Only water and salt are permitted, and really “orthodox” Brutalism — the scallops served uncooked or grilled in their very own inventory, for instance — would abstain from even these.
“The manifesto,” stated Stefan Eriksson, the pinnacle chef at Brutalisten, “restrains you so you have to go in new directions. You discover new aspects of ingredients all the time — that’s the upside of the restraints.”
Brutalisten makes use of high-quality components, in season, as a lot of different eating places do, Mr. Höller identified as he drank bubbly by the brushed tin bar. “But if you have your perfect ingredient, why do you need to add more ingredients to it? You found the perfect love of your life.

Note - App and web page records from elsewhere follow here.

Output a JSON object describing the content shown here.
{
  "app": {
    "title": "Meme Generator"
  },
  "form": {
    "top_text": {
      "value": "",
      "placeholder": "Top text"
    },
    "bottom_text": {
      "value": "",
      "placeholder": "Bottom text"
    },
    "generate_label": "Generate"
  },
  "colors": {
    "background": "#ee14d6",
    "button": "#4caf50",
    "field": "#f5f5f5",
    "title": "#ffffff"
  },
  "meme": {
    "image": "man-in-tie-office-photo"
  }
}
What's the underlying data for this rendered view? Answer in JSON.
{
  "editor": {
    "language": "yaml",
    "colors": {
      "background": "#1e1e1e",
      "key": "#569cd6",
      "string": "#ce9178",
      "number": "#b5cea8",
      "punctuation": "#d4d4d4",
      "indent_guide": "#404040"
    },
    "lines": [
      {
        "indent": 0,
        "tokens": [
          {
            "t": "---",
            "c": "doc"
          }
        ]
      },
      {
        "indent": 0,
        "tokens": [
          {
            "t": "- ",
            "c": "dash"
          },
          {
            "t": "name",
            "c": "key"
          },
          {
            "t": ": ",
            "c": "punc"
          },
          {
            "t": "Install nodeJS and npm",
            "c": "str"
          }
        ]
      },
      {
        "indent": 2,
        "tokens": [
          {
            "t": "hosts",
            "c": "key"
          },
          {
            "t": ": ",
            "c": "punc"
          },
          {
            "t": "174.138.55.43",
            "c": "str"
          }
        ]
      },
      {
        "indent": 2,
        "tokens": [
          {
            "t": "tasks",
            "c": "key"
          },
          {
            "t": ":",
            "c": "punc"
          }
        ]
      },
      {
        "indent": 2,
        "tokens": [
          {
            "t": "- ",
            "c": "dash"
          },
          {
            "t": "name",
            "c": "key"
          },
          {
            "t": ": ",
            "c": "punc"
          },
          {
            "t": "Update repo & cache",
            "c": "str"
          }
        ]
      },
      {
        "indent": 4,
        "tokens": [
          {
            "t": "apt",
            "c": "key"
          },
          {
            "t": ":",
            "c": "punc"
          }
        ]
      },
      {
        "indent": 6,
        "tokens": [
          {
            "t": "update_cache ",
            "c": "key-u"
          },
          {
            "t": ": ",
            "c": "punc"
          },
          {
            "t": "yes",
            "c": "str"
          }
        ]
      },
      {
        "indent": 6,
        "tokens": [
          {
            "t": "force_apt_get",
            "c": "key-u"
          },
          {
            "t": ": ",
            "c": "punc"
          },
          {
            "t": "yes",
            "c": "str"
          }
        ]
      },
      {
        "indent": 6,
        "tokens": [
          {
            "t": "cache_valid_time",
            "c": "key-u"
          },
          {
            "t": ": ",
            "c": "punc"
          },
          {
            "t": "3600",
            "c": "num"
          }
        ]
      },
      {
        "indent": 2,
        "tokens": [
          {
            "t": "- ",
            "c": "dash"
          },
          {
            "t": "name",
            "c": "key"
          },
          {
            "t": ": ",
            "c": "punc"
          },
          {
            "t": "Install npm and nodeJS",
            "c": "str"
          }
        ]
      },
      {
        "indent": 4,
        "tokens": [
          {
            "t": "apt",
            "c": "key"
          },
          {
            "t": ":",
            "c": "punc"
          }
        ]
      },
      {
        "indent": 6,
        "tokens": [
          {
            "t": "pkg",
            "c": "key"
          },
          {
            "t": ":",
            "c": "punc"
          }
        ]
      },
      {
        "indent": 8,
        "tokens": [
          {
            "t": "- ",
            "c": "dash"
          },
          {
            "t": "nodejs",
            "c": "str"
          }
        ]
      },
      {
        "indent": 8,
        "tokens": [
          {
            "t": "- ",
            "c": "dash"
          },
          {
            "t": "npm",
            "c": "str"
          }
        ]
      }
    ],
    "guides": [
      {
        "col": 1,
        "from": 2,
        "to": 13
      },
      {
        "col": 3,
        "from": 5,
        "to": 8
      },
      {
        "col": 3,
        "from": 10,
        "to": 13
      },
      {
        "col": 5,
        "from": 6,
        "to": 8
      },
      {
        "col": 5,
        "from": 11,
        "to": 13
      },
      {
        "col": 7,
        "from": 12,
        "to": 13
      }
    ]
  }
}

Do you really need another one, or two, or three?”
So what’s it prefer to dine based on this artist’s imaginative and prescient? The Brutalist dishes are “like being a child and returning to your first taste of flavors,” stated Emilia de Poret, a style entrepreneur and onetime pop star, as she tasted the champignon Carsten of mushroom ready 4 other ways. The metaphors continued throughout the banquettes.
“It’s like entering a building you think you know well and suddenly realizing there are doors you can open to room after room that you never suspected were there,” stated Giulio Bertelli, Mrs. Prada’s son, as his tablemates toasted with pure wines and a pure cloudberry juice, one of many Brutalist drinks created by Mr. Höller’s girlfriend, Kajsa Leander, an entrepreneur and pomologist.
When dessert arrived — a grilled apple served with apple sorbet on smoked apple purée — the artist Precious Okoyomon took a chunk and, with closed eyes, leaned again for an prolonged flavor-meditating minute, impervious to the boisterous desk banter. “My vibe is excess pleasure,” Mx. Okoyomon stated, “but Carsten’s is stripping down to the core of the thing, which is poetic, like being in a quiet room.”
Even skeptics have been transformed. “Minimalism and avant-garde ideas are OK in art and fashion,” Mr. Schiller stated. “But with food, it should stick to just being tasty. I was surprised, though — the simplicity here made the flavors a revelation.”
Mr. Höller makes artwork, he stated, as “a proposition to look at things in a different way.” With Brutalisten, he’s welcoming mates and friends to rethink meals: Why don’t we use everything of an ingredient? Why don’t we go deeper into a single taste? Why is delicacies so not often an artist’s medium?
“For me, art is a social experiment,” he stated. A restaurant is “actually a terrible business in terms of time, money and health, but I couldn’t help myself,” he added, scrutinizing the eating room because it slowly cleared out. “The role of an artist is to be an experimenter, after all. Like a scientist, but without the rational considerations.”